Here are a few ways to do just that:

Consider a rewards or loyalty program.

Every business thrives on sales. Simply put, the more customers buy your products or services, the more your business grows. One way to ensure that customers remain loyal to your brand is to implement a rewards program.

It can be a points-based system where customers earn points every time they buy something. The points can be convertible to discounts or freebies. On the other hand, a tier-system rewards program might be a better option for businesses that deal with luxury purchases.

That said, such programs aren’t the right fit for every business. For service-oriented businesses such as home repair companies and marketing agencies, a better approach is to invest in establishing trusted, personal connections with customers and clients.


Provide stellar customer support.

The close of a sale isn’t the end of your relationship with a customer—if anything, it’s the beginning! Make sure the people you serve feel valued and cared-for, and they’ll reward you with repeat business and referrals.

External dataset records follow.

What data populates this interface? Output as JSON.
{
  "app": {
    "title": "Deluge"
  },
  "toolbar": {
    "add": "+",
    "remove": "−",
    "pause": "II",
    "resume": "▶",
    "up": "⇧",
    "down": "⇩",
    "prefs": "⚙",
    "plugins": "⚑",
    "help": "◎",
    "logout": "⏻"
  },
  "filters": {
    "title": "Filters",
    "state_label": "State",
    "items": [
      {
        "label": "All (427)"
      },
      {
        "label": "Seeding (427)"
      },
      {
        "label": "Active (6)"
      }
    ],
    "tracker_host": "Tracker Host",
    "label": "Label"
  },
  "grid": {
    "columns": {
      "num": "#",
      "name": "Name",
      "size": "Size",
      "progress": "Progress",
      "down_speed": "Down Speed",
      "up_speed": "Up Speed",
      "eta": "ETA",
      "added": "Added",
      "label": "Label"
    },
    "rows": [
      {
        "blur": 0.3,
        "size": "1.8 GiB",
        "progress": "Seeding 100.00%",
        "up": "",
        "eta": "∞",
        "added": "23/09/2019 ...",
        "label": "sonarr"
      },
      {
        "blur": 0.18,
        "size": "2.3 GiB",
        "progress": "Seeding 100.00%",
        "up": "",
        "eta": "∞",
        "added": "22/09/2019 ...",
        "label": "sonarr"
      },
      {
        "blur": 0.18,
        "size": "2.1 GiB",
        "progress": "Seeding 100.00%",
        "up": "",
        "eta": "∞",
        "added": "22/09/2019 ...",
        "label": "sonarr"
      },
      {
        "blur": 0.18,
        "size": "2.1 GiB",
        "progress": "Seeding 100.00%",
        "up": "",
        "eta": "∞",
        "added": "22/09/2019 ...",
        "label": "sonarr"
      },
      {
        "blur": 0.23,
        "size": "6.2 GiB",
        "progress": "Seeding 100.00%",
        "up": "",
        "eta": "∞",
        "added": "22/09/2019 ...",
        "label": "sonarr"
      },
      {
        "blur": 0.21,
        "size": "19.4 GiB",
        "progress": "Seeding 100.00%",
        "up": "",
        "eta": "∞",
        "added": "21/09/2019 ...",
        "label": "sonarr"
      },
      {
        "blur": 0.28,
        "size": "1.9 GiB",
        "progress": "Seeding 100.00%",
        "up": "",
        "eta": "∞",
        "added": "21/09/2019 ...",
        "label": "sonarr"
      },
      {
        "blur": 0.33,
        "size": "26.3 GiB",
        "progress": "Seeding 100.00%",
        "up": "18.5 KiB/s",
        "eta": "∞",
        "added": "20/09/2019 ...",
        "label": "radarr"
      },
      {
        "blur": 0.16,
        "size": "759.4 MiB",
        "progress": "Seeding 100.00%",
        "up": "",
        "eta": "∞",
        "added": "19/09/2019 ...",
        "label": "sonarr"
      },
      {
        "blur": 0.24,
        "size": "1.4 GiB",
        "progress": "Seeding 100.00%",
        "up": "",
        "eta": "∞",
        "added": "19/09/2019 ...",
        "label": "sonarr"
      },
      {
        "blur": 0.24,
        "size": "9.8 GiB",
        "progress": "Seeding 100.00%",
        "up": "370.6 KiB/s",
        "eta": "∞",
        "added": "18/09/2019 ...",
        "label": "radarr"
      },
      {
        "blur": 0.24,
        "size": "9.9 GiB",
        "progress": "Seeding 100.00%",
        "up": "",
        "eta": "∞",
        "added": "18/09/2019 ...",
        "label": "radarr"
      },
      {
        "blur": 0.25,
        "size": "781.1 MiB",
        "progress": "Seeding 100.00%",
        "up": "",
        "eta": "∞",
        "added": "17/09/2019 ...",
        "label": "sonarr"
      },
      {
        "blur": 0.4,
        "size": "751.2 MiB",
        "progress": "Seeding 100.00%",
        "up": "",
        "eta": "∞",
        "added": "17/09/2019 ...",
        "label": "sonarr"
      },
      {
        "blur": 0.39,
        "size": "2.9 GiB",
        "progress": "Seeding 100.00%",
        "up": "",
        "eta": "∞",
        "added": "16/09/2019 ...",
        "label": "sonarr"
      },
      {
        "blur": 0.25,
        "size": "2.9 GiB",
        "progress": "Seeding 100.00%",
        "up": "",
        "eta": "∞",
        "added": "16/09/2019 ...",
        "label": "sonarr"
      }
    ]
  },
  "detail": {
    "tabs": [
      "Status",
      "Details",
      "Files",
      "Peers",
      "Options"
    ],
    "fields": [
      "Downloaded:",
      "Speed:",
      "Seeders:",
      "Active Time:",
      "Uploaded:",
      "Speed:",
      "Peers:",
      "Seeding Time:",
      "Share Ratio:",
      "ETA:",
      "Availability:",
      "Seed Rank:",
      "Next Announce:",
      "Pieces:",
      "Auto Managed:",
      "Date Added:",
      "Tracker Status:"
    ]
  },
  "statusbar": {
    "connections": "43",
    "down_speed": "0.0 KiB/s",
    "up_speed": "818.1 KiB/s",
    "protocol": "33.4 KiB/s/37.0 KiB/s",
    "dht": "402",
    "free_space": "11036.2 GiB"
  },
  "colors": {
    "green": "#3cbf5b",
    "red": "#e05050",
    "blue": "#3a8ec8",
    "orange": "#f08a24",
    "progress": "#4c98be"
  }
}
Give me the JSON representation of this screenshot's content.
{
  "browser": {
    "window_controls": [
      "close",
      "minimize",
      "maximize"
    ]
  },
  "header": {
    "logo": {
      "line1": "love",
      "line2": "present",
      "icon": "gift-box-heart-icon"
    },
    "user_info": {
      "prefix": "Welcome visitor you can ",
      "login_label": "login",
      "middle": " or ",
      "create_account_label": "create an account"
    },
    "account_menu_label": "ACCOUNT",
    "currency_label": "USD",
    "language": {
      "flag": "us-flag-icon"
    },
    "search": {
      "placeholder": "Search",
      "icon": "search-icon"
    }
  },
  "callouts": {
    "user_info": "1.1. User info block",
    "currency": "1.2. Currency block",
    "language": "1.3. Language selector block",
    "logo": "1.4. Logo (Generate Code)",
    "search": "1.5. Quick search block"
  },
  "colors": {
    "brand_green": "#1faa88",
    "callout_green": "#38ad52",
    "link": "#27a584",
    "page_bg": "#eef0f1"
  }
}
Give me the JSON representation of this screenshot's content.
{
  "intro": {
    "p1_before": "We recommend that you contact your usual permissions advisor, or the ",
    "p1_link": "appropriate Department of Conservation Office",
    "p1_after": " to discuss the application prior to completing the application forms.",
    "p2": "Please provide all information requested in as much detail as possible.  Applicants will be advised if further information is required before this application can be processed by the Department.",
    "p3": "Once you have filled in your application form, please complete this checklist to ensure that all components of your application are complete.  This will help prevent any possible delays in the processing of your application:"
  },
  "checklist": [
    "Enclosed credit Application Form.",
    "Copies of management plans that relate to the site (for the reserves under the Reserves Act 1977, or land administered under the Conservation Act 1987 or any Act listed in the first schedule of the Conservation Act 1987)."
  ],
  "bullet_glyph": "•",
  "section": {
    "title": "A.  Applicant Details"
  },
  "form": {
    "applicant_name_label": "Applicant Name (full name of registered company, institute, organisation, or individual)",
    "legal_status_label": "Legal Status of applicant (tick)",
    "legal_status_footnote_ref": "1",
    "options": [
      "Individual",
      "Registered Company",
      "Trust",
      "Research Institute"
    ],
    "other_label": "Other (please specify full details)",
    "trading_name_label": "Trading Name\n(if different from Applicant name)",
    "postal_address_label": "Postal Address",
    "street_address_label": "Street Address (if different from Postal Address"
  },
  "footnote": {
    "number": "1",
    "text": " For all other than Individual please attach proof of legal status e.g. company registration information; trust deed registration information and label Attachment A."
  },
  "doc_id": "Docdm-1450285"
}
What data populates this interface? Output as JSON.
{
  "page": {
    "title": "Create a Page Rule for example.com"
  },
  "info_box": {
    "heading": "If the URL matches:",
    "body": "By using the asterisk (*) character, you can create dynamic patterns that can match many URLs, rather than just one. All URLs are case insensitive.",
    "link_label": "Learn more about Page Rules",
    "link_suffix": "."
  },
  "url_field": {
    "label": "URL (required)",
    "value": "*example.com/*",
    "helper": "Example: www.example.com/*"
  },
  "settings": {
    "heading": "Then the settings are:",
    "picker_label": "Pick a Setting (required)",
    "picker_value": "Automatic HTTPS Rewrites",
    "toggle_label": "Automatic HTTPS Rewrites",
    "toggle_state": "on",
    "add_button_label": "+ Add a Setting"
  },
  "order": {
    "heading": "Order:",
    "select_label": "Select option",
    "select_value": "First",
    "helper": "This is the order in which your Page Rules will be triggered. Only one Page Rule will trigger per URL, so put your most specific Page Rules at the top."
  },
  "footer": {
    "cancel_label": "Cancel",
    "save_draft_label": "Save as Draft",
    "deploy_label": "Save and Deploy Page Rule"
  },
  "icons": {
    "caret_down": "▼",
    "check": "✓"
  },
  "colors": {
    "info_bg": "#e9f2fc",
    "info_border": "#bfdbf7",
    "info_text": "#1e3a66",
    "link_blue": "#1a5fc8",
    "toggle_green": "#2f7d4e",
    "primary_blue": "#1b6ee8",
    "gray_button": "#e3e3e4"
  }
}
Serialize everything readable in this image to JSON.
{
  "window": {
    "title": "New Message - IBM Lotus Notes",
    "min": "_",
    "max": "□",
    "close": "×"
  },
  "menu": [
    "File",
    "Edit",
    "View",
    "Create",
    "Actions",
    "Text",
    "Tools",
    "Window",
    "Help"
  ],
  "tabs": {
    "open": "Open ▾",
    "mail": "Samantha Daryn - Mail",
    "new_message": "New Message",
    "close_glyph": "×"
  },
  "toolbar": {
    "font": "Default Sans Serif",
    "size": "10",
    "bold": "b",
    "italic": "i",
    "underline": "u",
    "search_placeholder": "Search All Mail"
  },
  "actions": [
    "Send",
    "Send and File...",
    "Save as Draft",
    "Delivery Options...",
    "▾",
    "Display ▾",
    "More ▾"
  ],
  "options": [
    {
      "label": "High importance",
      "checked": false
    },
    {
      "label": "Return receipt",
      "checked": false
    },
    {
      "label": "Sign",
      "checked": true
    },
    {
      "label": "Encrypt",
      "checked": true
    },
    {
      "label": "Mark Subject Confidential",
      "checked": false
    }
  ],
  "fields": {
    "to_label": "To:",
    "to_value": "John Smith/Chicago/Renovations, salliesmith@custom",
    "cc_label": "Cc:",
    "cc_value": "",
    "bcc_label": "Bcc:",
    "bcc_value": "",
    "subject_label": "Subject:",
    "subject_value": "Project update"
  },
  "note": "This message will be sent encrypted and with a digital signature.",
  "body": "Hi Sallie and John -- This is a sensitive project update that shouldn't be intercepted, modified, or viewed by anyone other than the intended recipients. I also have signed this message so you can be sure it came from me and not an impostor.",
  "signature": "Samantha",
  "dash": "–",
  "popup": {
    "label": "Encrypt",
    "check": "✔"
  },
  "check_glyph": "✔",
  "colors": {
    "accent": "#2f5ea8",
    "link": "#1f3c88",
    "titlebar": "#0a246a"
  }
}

Want to optimize your customer service? Start here.


Think about your prices.

Price is no doubt one of the key considerations for consumers. That doesn’t mean the business with the lowest price always has the most buyers, or the most loyal buyers. Remember that your prices reflect the value of your offerings. A low price could indicate substandard quality. Prices that are too high, however, alienate the market.

Pricing matters to your existing customers, too—and an unexpected bump might put off some of your loyal customers or clients. When you do change your prices, make sure the change is reasonable (i.e. the market can bear it) and justified (i.e. there’s a clear reason behind it).


Build community.

There’s no denying that word of mouth is the most effective form of marketing. As we mentioned in regard to brand credibility, people trust their peers or someone they already know over a business’s claims about itself.

This isn’t a challenge, but an opportunity—a perfect opportunity to build a community among the people you serve and encourage them to talk to each other about topics relating to the industry. Capitalize on this sense of belonging, show your clients or customers that you’re part of their community, and embrace transparency, and your audience will feel that they have a stake in running your business, thus building a strong connection to your company.


Personalized packaging and offers.

Making your customers feel special is a no-brainer in business. That’s why the top-performing businesses recreate the feeling of receiving a gift for their customers through creative custom product packaging.

There are plenty of other opportunities to create the same feeling, and lots of little ways you can personalize your customers’ experiences. For instance, on occasions like birthdays, anniversaries, and holidays, you may want to send a personal greeting in the form of an email or letter—or even offer an exclusive discount for your loyal customers.

Here are five easy ways to make connections with your customers every day.

The bottom line

So which matters more: brand loyalty or customer loyalty? It’s not one or the other—and your business doesn’t have to choose. Both brand loyalty and customer loyalty are integral to your business’s success. And give the fact that it costs more to acquire new customers than retain existing ones, they may be the secret to achieving your business’s long-term goals.